ASSIGNMENT - Find the word "Builder" in the data, then copy each line where it is found.

RECORD SET -
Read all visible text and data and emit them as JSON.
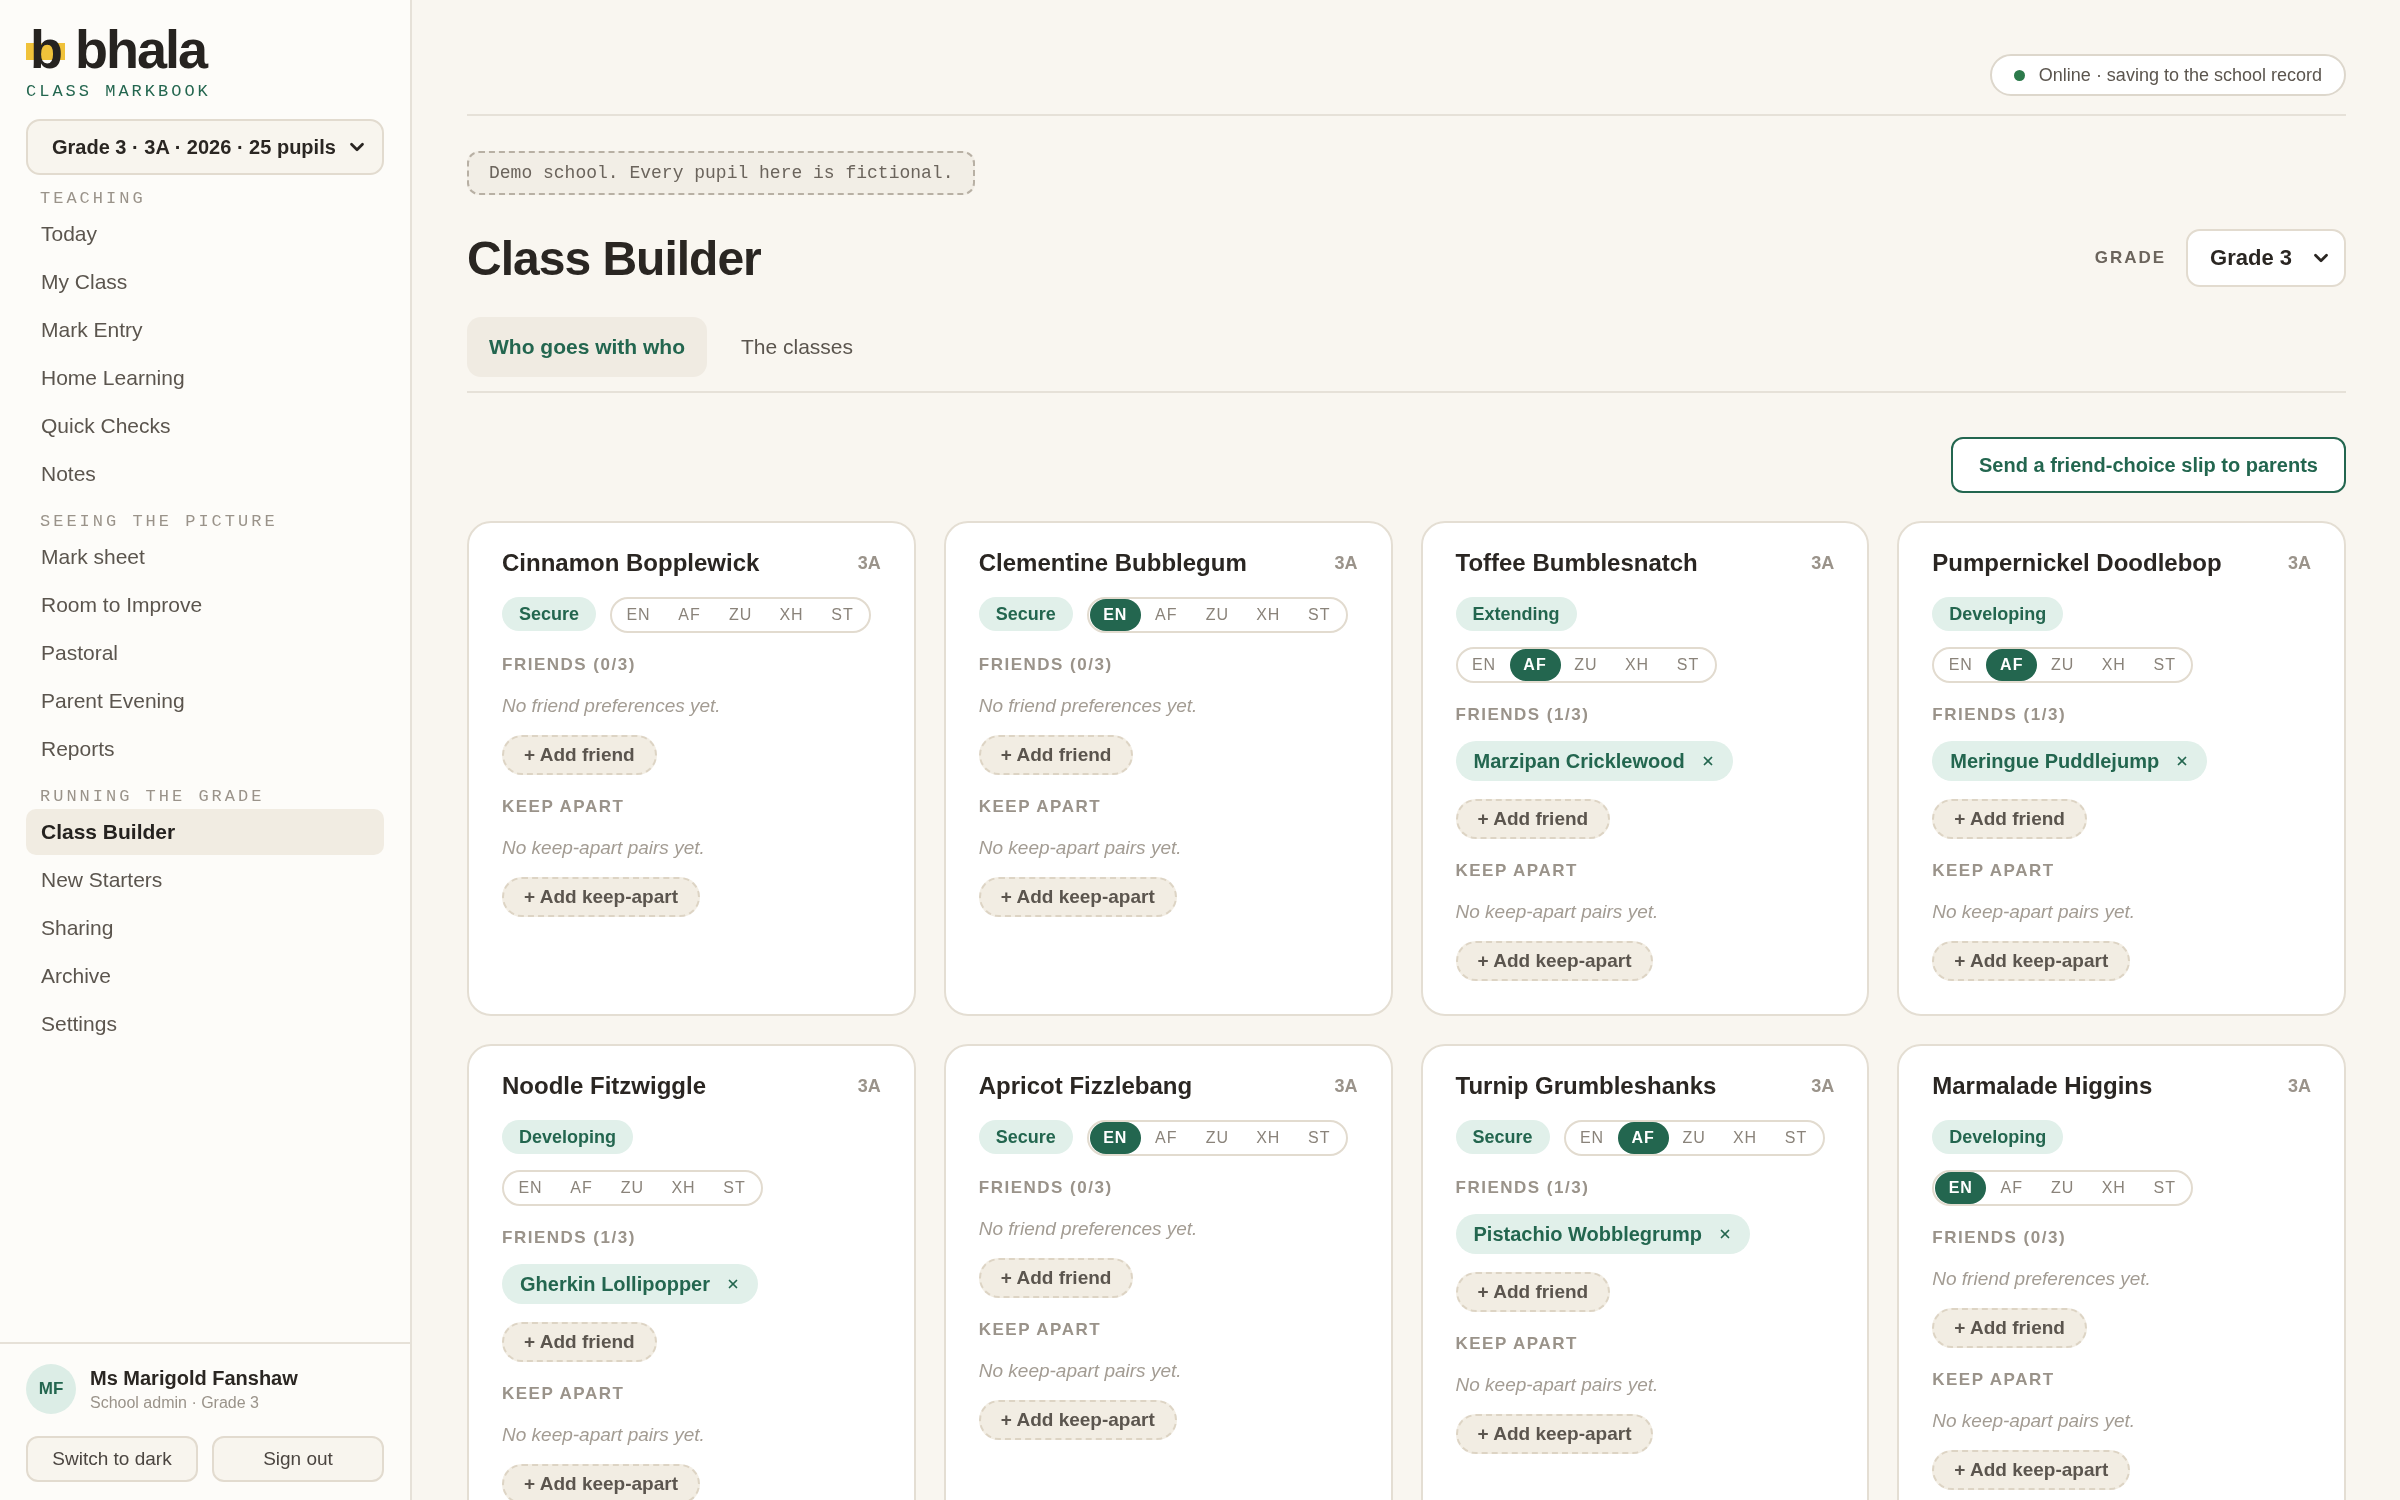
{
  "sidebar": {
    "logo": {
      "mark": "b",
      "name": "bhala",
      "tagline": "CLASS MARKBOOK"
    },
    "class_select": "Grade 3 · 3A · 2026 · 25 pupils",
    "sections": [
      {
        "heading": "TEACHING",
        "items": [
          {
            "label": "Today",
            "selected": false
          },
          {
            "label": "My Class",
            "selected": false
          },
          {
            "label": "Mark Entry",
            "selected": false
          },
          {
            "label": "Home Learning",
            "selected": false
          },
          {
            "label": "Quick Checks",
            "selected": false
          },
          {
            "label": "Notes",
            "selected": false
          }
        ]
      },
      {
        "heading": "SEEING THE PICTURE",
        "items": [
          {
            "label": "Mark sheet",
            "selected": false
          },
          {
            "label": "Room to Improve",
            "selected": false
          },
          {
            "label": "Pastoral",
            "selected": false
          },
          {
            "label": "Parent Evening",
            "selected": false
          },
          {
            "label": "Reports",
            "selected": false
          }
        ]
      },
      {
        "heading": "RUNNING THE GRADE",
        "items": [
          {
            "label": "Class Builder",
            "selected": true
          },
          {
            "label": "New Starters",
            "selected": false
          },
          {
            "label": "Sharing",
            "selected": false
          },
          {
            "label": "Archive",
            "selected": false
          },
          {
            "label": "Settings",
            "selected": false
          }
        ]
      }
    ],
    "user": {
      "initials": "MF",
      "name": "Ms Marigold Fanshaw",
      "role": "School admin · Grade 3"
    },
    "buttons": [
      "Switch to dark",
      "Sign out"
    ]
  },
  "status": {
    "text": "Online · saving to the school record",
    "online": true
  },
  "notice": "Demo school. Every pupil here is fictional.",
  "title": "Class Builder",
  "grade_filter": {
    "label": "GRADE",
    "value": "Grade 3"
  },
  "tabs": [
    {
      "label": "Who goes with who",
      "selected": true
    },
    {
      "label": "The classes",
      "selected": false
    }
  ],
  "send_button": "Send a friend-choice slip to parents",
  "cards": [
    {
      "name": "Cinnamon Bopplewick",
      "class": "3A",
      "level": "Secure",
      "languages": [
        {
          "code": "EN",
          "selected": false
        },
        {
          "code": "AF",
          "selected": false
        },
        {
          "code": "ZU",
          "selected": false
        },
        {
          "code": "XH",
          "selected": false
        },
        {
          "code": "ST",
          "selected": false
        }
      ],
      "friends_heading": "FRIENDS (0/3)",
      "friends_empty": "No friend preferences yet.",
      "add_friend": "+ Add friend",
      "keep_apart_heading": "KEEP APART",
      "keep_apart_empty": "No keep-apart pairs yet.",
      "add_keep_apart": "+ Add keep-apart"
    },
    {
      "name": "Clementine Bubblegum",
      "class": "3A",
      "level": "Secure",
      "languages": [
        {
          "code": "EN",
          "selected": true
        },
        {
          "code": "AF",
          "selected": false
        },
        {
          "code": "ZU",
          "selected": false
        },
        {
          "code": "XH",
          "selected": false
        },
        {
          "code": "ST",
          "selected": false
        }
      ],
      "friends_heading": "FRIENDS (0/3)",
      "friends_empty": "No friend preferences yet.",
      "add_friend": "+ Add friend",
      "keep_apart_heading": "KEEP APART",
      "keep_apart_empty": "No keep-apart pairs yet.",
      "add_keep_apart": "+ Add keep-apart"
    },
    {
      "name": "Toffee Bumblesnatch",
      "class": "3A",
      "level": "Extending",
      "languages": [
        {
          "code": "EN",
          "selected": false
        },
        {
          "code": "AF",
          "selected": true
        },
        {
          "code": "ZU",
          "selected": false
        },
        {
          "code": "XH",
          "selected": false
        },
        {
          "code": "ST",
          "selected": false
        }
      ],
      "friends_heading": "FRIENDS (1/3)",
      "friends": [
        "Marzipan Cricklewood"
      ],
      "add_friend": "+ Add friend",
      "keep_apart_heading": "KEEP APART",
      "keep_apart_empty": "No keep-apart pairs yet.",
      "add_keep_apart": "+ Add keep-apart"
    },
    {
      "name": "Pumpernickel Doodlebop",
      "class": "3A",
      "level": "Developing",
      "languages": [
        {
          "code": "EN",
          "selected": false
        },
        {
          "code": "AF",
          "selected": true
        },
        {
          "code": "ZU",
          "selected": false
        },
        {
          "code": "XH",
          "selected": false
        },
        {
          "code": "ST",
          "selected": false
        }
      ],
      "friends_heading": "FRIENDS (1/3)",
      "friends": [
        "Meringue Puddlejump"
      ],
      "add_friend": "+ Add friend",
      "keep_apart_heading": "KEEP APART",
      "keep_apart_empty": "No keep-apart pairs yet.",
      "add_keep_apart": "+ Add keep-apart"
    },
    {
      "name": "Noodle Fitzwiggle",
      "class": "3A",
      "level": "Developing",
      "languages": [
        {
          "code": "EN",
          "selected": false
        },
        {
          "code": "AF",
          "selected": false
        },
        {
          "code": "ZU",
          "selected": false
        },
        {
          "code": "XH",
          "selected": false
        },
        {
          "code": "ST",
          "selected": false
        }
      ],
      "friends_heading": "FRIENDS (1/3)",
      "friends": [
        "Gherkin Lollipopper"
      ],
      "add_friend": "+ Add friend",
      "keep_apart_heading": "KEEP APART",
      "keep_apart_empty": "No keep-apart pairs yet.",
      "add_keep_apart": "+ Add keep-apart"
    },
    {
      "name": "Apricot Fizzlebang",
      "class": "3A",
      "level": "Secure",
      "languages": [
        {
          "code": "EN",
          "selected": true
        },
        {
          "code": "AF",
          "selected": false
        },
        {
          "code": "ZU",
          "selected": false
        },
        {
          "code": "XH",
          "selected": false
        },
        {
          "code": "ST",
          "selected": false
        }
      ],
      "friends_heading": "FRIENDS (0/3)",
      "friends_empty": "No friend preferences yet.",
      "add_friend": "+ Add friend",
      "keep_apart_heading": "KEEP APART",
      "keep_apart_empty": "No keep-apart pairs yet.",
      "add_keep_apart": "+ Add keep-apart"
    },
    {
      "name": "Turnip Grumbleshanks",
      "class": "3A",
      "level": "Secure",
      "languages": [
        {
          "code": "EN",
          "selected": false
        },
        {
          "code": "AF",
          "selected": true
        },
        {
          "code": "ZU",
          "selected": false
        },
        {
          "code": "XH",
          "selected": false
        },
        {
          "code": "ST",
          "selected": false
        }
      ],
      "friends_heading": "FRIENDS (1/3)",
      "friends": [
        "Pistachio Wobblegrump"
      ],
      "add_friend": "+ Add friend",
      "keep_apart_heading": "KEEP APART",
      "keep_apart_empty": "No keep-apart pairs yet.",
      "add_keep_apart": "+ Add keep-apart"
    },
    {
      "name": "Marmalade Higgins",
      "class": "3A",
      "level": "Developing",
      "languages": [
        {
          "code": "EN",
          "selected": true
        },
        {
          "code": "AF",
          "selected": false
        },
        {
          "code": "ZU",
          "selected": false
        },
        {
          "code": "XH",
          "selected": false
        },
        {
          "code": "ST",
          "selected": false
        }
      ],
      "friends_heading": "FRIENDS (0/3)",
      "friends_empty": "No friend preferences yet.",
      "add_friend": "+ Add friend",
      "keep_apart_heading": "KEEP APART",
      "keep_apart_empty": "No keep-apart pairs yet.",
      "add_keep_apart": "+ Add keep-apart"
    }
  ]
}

RESULT -
            "label": "Class Builder",
  "title": "Class Builder",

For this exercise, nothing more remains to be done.